Whenever a line in the entries includes the word "this", copy that line out.

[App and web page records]
* * *

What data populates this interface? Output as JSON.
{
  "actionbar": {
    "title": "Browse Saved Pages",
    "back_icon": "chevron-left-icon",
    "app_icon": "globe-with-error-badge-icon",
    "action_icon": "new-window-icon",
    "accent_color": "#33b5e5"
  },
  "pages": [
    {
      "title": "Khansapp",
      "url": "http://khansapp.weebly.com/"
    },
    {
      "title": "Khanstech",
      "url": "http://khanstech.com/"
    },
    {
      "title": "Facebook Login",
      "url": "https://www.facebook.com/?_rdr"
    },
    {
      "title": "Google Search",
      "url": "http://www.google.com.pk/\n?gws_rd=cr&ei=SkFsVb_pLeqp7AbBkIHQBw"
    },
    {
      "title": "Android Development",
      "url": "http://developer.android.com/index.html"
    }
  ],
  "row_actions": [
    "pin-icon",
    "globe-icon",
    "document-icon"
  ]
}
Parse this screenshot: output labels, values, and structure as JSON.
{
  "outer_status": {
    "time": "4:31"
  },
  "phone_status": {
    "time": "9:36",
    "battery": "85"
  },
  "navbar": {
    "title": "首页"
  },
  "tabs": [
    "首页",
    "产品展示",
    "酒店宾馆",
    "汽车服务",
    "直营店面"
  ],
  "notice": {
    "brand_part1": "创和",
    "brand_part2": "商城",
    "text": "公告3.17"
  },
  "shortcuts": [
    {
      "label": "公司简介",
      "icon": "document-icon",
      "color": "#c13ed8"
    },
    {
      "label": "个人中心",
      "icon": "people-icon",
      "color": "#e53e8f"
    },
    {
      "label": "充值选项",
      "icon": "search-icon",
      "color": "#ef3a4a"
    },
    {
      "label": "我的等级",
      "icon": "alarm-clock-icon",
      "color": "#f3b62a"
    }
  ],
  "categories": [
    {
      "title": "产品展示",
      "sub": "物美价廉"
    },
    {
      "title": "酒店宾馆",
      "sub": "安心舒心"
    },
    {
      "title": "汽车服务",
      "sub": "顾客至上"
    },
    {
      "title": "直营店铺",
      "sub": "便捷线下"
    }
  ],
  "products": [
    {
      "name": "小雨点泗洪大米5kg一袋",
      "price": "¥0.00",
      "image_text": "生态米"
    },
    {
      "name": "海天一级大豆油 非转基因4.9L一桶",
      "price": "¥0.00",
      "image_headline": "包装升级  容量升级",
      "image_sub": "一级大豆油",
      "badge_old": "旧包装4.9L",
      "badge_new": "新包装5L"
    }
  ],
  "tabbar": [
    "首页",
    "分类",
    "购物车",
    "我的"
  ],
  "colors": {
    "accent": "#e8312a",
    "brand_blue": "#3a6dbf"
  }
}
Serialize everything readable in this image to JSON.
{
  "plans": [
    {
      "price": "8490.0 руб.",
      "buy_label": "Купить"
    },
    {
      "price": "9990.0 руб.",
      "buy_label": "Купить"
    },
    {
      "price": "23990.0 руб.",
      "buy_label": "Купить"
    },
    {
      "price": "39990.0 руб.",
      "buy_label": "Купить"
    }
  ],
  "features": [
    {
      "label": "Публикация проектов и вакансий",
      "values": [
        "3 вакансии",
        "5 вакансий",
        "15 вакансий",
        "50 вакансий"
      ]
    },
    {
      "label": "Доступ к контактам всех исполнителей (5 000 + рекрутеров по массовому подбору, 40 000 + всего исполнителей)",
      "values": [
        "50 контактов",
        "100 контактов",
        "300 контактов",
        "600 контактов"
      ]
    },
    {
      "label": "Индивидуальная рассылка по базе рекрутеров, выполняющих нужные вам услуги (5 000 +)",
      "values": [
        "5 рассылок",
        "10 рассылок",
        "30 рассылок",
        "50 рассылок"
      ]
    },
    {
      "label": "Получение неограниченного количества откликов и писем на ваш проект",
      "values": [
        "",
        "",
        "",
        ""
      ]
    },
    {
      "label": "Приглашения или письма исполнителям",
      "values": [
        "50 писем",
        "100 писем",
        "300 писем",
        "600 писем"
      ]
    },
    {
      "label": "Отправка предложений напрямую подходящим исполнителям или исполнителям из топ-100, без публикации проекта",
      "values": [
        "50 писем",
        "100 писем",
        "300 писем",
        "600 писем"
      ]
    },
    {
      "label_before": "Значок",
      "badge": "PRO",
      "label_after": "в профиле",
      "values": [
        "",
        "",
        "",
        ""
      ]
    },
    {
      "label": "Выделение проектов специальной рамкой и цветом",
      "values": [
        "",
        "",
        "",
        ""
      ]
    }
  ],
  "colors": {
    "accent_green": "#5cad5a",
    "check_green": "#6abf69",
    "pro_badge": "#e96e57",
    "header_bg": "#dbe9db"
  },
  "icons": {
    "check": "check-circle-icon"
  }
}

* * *

▶ _RESPONSE AREA_
What data populates this interface? Output as JSON.
Parse this screenshot: output labels, values, and structure as JSON.
Serialize everything readable in this image to JSON.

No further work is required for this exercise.